# Data to use
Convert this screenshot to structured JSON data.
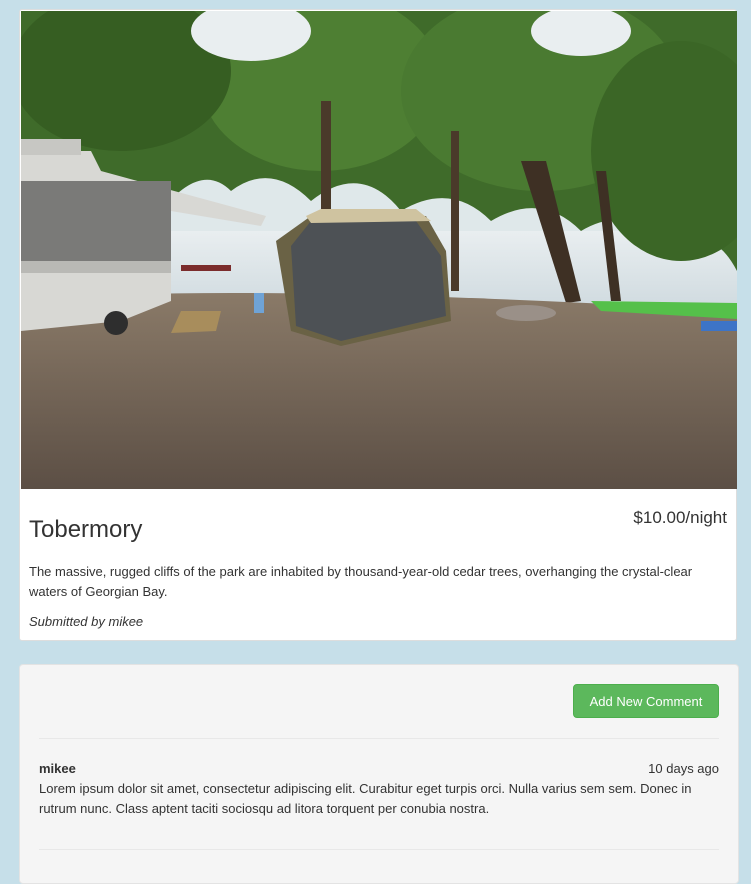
{
  "campground": {
    "name": "Tobermory",
    "price": "$10.00/night",
    "description": "The massive, rugged cliffs of the park are inhabited by thousand-year-old cedar trees, overhanging the crystal-clear waters of Georgian Bay.",
    "submitted_by": "Submitted by mikee"
  },
  "comments_panel": {
    "add_button_label": "Add New Comment",
    "comments": [
      {
        "author": "mikee",
        "time": "10 days ago",
        "text": "Lorem ipsum dolor sit amet, consectetur adipiscing elit. Curabitur eget turpis orci. Nulla varius sem sem. Donec in rutrum nunc. Class aptent taciti sociosqu ad litora torquent per conubia nostra."
      }
    ]
  }
}
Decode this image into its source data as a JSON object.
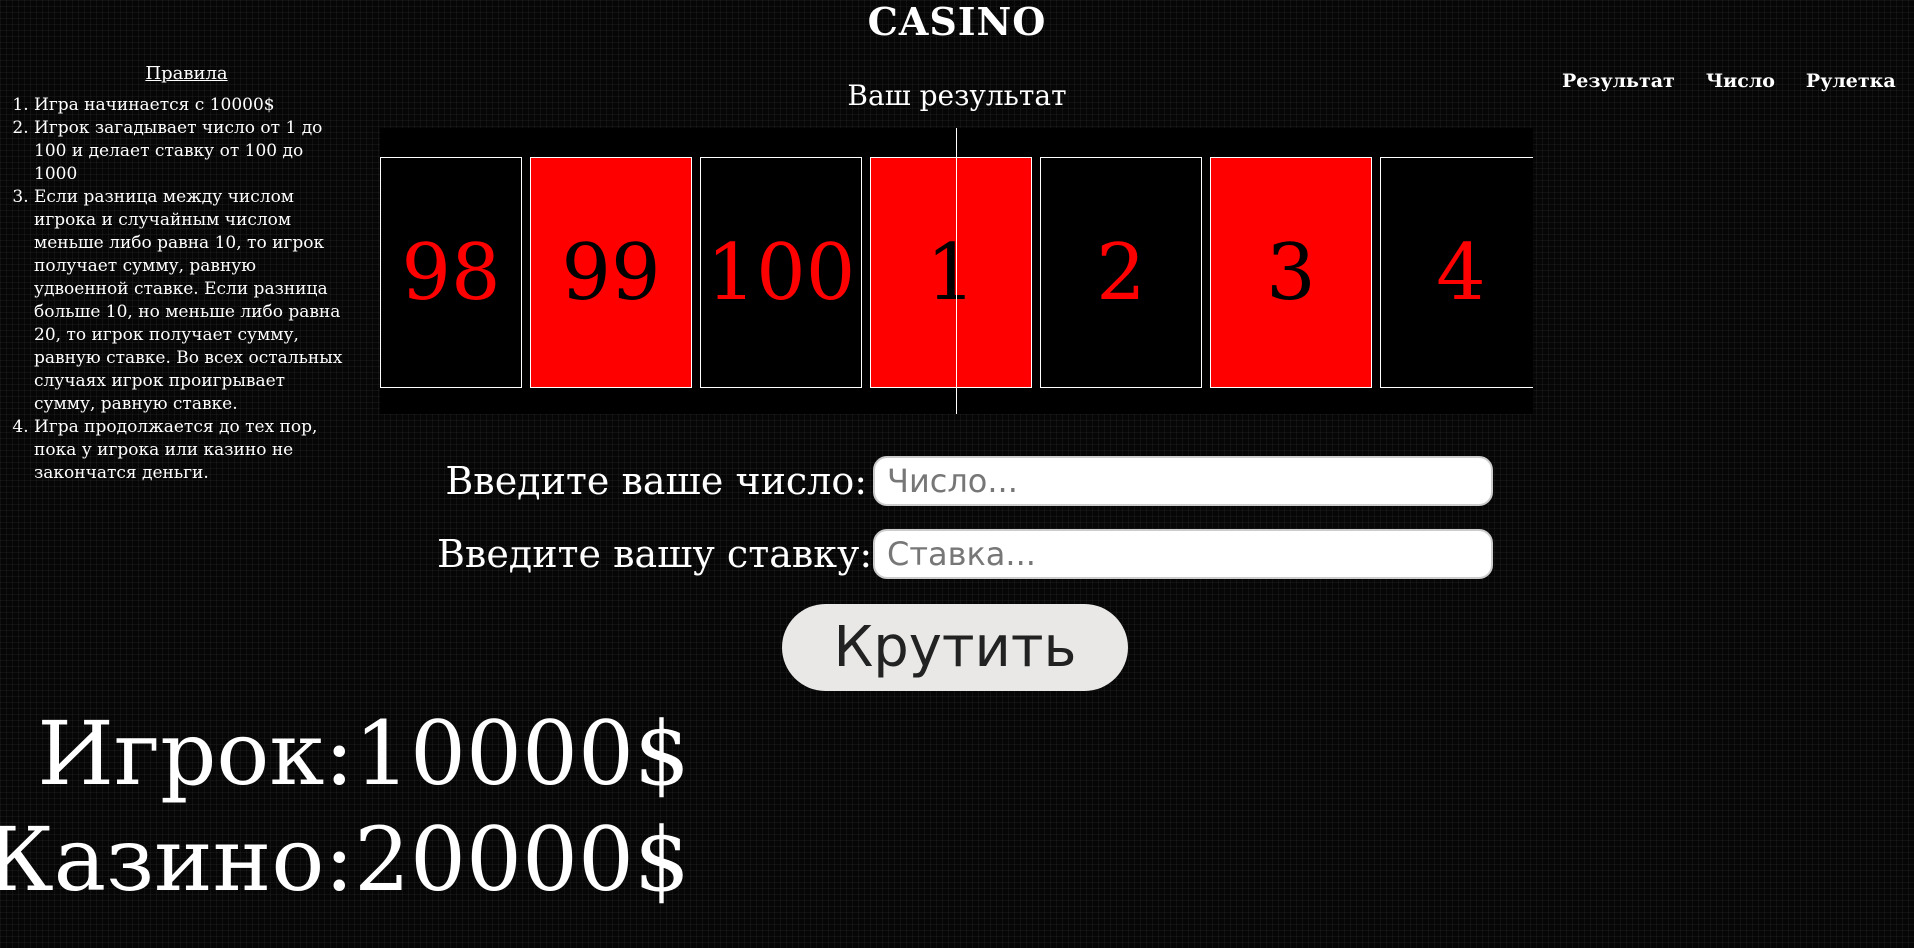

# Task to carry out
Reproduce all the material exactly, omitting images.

# Result
Convert this screenshot to structured JSON data.
{
  "campground": {
    "name": "Tobermory",
    "price": "$10.00/night",
    "description": "The massive, rugged cliffs of the park are inhabited by thousand-year-old cedar trees, overhanging the crystal-clear waters of Georgian Bay.",
    "submitted_by": "Submitted by mikee"
  },
  "comments_panel": {
    "add_button_label": "Add New Comment",
    "comments": [
      {
        "author": "mikee",
        "time": "10 days ago",
        "text": "Lorem ipsum dolor sit amet, consectetur adipiscing elit. Curabitur eget turpis orci. Nulla varius sem sem. Donec in rutrum nunc. Class aptent taciti sociosqu ad litora torquent per conubia nostra."
      }
    ]
  }
}
Decode this image into its source data as a JSON object.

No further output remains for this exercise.